** Opening Available records block **

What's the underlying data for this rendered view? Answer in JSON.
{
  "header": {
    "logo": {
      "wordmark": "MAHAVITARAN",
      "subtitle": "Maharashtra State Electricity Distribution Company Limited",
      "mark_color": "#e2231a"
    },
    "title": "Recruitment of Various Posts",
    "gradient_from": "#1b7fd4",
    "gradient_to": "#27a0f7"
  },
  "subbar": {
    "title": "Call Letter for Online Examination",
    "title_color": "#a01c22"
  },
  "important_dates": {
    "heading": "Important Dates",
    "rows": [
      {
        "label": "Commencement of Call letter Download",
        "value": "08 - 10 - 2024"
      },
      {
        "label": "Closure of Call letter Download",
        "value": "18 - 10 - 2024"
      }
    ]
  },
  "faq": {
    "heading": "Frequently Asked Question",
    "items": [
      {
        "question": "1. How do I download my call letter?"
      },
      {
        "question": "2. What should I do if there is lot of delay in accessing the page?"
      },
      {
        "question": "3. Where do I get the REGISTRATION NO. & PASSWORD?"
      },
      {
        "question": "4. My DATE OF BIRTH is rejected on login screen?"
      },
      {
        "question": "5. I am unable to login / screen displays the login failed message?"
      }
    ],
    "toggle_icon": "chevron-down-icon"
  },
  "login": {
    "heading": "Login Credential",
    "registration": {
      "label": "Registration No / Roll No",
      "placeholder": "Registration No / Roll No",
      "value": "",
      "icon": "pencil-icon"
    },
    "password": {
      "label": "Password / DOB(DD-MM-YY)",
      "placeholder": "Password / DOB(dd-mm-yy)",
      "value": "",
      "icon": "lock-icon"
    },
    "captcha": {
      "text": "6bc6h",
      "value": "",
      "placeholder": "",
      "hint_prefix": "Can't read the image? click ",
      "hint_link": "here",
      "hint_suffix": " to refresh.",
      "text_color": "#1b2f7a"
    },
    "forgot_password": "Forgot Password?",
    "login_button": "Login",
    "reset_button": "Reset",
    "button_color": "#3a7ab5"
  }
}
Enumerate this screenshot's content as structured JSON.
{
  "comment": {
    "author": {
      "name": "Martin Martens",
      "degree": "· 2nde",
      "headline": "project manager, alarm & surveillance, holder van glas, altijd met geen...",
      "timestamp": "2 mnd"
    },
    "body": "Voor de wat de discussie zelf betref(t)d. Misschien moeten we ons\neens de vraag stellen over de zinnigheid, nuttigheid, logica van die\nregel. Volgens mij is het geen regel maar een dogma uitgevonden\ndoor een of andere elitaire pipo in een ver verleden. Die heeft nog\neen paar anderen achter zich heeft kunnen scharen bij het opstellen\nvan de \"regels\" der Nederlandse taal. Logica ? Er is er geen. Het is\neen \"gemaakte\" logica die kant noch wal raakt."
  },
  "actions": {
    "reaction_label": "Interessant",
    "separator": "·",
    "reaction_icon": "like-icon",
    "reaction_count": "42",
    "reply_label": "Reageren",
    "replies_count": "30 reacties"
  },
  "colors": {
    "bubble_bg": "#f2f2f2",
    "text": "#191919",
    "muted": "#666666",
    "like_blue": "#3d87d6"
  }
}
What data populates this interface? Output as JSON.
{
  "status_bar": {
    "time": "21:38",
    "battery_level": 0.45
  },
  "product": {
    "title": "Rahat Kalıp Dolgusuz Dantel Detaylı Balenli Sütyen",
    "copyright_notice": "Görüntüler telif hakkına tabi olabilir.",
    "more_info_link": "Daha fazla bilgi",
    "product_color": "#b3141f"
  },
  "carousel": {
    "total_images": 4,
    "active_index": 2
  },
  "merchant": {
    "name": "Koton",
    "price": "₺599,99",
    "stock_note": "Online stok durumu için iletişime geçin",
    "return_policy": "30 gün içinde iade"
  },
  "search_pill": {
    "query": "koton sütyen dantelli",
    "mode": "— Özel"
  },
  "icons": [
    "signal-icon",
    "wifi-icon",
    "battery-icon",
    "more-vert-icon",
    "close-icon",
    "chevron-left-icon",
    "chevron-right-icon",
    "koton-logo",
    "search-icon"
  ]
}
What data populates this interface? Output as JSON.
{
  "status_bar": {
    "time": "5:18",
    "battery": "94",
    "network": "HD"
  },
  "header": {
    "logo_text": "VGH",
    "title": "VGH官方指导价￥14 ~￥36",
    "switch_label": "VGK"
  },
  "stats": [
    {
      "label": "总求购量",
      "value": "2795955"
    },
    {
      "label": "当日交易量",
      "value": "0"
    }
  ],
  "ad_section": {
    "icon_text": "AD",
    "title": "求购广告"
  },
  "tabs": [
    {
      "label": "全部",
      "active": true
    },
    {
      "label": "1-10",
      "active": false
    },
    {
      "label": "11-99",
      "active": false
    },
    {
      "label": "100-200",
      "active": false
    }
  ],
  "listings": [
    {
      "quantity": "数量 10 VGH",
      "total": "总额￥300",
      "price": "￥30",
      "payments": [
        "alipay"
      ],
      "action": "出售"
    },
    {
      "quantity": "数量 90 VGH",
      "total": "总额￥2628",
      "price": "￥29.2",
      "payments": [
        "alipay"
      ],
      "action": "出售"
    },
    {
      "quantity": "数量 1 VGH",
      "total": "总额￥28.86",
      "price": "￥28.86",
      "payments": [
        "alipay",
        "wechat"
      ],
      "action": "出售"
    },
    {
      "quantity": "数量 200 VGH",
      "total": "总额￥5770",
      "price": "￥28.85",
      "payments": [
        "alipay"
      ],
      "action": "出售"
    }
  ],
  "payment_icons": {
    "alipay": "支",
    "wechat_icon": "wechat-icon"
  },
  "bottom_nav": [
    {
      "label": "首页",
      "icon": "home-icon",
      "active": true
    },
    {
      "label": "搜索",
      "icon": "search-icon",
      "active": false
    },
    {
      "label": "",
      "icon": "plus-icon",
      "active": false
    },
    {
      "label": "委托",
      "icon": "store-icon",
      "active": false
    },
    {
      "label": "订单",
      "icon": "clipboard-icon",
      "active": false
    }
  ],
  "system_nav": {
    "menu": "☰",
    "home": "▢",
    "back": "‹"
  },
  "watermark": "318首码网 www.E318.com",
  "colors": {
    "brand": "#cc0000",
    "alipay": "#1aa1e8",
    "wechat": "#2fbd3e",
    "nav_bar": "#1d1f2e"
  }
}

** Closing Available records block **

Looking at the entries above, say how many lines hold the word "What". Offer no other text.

4